According to the managing director of PNG’s Investment Promotion Authority:
“Dunlavin Limited is not certified as a foreign enterprise under the Investment Promotion Act. Dunlavin submitted an Application for Certification as a foreign enterprise on 20 December 2010. The application remains pending as certain information requirements are yet to be fulfilled.”
Nevertheless, this has not prevented them from acquiring a state lease over portion 695, which lies at the centre of ATS, nor has it stopped Dunlavin from trying to forcefully displace residents after an eviction order was granted by the courts in November 2012. According to local residents, when police officers arrived in April this year they were heavily armed, belligerent and drinking alcohol.
The eviction exercise was resisted through a sit-in (at gunpoint) on the main road into ATS. Women, children and men sat peacefully in front of police. Kevin Abotoboni says he then warned officers that a national court injunction staying the eviction order had just been obtained and any demolition exercise would therefore be in contempt of court. The police retreated.
Nevertheless, Dunlavin retains a 99 year lease over a part of the land known as "portion 695". Lands Department records state the annual rent for this prime piece of real estate is K50, only AUD$23.
OSDA is confident that they can beat Dunlavin in court. Their aim is to obtain the state lease (as promised by Bill Skate), subdivide the land, and give residents secure title so they can invest in the community with the knowledge that they will not be subject to arbitrary displacement.

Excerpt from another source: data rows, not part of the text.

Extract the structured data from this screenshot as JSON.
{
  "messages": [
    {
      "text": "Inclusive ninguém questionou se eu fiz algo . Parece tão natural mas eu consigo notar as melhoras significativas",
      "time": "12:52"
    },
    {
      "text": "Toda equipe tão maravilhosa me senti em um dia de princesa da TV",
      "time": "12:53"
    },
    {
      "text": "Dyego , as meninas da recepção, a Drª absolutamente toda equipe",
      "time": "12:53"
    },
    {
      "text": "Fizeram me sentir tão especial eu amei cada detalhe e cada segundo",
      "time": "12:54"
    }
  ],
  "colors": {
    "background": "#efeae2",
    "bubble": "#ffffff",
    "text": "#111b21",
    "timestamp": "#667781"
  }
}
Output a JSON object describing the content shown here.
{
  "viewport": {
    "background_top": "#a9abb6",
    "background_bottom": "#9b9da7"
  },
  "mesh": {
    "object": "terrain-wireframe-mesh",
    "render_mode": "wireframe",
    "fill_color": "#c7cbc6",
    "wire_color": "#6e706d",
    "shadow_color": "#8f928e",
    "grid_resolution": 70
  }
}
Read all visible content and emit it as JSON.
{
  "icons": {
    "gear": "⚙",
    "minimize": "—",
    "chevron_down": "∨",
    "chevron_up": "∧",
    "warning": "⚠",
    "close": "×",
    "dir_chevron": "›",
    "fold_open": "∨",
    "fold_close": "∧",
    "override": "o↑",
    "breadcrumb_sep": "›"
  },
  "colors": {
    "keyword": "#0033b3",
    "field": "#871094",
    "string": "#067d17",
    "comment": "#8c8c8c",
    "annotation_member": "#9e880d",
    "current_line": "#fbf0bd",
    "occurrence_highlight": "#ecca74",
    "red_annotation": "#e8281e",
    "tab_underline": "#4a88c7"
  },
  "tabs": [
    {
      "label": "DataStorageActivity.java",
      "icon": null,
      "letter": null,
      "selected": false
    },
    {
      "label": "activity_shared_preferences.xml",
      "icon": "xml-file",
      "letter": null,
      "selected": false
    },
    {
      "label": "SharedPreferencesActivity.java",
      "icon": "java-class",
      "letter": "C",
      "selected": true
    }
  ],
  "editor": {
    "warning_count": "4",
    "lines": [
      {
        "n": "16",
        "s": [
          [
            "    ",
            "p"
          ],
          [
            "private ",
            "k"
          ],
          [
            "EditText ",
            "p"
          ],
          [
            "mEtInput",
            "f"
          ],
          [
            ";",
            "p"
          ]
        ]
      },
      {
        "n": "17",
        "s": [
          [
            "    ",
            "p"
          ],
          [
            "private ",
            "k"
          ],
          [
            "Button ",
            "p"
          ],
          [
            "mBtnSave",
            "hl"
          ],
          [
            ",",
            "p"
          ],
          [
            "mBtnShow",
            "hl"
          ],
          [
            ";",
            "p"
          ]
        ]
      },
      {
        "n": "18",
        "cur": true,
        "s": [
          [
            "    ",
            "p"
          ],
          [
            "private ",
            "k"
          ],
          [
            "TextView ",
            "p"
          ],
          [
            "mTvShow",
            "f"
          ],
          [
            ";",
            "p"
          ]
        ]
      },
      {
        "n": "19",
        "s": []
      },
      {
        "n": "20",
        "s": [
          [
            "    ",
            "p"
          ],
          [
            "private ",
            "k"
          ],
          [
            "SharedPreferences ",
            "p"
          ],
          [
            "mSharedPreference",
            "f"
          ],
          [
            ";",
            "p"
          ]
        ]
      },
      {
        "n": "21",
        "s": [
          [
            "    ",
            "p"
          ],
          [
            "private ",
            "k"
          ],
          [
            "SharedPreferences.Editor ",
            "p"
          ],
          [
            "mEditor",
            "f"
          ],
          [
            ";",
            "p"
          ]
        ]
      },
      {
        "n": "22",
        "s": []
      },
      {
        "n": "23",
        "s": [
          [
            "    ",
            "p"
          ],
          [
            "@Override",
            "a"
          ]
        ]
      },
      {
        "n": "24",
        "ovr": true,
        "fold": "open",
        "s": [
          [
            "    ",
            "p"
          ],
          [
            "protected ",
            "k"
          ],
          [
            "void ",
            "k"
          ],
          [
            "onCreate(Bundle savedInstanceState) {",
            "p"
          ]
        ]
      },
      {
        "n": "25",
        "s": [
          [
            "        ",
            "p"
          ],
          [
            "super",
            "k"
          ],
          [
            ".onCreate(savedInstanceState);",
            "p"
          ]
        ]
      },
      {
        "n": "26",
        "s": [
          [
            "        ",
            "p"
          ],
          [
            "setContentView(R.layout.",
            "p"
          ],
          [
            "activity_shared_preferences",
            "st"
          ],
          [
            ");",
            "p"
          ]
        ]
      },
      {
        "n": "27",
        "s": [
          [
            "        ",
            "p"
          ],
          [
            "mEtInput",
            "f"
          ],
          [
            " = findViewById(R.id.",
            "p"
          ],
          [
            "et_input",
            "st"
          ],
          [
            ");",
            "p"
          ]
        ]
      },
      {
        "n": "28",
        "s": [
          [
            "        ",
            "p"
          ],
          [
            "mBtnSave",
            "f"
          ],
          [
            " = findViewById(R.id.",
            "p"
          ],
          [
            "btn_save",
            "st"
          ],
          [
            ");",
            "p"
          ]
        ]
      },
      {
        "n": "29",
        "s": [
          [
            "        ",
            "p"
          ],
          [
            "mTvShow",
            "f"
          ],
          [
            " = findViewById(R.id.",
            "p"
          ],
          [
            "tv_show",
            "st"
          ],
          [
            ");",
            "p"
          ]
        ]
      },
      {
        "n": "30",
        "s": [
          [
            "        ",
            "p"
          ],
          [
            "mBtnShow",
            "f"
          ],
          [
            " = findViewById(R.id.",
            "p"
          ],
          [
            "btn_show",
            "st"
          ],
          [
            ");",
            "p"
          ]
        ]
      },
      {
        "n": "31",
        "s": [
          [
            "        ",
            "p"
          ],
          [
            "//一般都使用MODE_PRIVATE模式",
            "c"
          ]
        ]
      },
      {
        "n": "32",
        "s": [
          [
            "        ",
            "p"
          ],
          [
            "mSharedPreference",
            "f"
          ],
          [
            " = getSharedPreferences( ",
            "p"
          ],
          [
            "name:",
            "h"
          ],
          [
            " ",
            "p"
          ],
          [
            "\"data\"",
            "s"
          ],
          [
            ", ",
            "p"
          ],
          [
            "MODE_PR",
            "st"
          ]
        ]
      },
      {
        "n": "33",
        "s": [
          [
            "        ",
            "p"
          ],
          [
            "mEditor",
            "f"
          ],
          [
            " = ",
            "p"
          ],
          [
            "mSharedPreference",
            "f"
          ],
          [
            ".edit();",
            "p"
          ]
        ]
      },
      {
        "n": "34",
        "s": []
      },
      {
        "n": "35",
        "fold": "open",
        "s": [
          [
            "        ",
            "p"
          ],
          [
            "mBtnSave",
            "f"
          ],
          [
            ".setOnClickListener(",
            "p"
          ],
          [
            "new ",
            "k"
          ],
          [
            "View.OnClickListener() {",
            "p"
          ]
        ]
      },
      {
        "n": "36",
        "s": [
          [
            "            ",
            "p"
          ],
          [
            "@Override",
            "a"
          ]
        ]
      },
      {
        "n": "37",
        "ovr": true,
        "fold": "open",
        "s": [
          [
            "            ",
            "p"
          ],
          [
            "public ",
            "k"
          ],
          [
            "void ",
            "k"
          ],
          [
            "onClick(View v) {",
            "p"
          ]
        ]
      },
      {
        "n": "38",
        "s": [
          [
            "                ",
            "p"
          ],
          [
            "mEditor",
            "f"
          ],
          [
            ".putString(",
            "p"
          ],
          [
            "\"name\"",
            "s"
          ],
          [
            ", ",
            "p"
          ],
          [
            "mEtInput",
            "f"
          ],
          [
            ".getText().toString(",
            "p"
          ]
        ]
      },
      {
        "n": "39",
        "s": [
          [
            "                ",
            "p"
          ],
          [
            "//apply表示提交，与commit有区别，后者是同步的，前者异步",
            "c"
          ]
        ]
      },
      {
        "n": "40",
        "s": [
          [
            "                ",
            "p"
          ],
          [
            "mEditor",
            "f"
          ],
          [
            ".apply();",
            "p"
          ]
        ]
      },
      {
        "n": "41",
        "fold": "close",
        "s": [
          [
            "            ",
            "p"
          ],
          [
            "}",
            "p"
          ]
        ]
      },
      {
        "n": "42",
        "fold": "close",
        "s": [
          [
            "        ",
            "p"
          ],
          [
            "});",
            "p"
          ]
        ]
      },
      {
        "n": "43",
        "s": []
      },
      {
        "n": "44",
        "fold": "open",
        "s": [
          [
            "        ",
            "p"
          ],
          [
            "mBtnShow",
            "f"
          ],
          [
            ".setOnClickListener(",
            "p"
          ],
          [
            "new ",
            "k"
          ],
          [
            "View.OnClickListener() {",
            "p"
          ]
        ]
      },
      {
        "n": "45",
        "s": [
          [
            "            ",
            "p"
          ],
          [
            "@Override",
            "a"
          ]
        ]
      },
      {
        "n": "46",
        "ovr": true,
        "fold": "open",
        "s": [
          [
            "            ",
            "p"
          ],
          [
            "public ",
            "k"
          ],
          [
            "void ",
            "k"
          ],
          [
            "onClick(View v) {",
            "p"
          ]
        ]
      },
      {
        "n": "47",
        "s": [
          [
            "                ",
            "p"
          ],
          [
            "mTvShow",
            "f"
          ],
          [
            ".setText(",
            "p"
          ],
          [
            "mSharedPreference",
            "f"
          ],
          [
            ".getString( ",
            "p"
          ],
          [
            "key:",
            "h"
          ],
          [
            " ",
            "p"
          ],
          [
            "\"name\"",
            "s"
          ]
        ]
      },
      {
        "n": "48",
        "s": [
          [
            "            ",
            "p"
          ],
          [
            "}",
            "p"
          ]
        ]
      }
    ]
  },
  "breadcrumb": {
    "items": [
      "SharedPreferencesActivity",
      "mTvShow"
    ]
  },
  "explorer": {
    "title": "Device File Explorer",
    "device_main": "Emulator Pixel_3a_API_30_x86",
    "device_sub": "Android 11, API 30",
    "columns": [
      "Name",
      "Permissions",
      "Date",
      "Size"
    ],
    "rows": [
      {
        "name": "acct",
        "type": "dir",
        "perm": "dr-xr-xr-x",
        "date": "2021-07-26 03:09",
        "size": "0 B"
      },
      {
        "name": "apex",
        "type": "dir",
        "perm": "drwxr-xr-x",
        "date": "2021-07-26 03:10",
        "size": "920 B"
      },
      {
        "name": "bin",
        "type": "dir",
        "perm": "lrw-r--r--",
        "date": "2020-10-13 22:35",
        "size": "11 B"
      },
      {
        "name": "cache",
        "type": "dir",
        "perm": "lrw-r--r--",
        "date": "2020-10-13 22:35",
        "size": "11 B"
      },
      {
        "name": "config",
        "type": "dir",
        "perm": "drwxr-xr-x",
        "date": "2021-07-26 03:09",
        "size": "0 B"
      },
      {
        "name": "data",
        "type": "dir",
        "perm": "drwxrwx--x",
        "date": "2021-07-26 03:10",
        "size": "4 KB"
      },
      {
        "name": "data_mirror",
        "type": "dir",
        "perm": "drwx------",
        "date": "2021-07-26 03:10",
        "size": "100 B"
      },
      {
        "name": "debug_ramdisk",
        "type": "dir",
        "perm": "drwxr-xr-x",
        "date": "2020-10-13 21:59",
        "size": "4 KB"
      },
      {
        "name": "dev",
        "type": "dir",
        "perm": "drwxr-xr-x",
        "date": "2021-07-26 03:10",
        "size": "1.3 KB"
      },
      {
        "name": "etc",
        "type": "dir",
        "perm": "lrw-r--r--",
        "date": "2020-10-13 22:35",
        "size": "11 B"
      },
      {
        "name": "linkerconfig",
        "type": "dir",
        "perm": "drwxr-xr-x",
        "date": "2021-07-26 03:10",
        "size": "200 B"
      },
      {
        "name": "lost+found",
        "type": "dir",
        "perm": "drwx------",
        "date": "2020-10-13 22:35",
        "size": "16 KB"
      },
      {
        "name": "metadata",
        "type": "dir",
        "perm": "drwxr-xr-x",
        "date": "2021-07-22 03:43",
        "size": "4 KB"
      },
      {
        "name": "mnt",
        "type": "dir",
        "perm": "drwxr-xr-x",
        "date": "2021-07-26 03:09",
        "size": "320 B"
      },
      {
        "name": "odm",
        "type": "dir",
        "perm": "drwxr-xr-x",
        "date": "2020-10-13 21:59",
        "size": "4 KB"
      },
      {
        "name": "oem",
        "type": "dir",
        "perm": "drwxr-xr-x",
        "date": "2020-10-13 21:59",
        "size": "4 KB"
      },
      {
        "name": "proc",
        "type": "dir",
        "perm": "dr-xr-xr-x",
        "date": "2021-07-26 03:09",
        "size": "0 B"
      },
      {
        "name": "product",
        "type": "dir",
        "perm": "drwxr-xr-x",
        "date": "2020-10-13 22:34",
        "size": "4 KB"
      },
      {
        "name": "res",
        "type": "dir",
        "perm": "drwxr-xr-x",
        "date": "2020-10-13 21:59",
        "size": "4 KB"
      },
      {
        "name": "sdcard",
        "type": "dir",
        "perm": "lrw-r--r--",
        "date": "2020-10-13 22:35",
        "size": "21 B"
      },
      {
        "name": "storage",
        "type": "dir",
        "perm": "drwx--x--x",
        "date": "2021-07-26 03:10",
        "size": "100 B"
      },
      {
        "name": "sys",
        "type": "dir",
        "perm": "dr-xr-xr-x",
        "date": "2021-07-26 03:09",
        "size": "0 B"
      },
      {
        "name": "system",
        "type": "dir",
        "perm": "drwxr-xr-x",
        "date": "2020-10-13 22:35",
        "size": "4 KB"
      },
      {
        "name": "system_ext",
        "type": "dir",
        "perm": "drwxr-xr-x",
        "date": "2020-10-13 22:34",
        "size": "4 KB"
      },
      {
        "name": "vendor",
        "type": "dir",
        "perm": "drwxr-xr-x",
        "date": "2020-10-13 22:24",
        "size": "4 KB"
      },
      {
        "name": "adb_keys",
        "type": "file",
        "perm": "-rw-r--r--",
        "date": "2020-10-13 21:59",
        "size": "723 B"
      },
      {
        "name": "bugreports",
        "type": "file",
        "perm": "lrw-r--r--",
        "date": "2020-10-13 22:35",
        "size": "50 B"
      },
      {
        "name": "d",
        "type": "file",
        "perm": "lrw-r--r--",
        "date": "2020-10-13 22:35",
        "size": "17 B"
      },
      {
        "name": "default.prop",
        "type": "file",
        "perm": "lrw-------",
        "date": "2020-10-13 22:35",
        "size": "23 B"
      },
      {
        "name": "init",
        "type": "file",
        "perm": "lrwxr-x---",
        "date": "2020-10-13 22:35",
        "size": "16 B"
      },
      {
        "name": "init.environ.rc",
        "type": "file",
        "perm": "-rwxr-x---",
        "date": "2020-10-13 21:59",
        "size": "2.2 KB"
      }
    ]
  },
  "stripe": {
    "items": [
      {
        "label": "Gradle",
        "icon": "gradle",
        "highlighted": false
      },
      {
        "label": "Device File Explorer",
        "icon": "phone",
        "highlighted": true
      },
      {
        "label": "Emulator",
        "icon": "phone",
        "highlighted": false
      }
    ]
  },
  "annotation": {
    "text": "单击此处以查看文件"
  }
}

Not surprisingly recent speculation over ATS in the Australian media has rocked the community’s confidence.
The vice president of OSDA, Harold Kaipa, told New Matilda: "This is totally unacceptable … this is totally wrong … They can't come and threaten to displace people, people have invested money, and we have been here since 1995 … they cannot do that. These are working class people residing here! You can see around here permanent houses … this is totally unfair.”
Nancy, a mother of three, worries about her family if the speculation over ATS is true: “If they evict you there is nowhere to go. Because today everything is about money. If I want to move to the next place you need lots of money.”
If the Australian Government is serious about relocating refugees to ATS, they can expect a fight on the streets and in the courts. Because unlike mainstream media stereotypes Papua New Guineans are not feckless victims, languishing in squalor. You can be sure that any community facing forced eviction at the behest of the Australian Government will mobilise.
And when they do, we will see a less courteous side of the PNG Government. The country has long had a black market in state-land, with prime pieces of urban real estate being traded illegally to local and international speculators. Infrastructure contracts – increasingly financed through concessional loans from China – have also become a cash cow for government cronies.
Accompanying this process of graft, the conduct of the police in protection of private property – often illegally acquired – has become increasingly violent and brazen. Indeed, the presence of video cameras didn’t stop police from firing their weapons at revered leader Dame Carol Kidu, who stood shoulder to shoulder with residents in Paga Hill when an Australian run developer attempted to forcefully evict 3000 residents.
No doubt the Australian Government knows all this but as long as their PNG counterparts sign on the dotted line, minor issues like corruption, land theft and state violence can be overlooked.
At the moment in Port Moresby, many expatriates fortify themselves in luxury compounds, believing it protects them from street gangs and criminal elements. As inequality in living conditions widen, it is not raskols they should fear.
When the many hardworking, educated Papua New Guineans shunted from one settlement to another by developers and governments have had enough, then those in living in “fort shit scared”, as locals call it, may have something serious to worry about.
Not Victims: Philippe Schneider's photographs show the real ATS.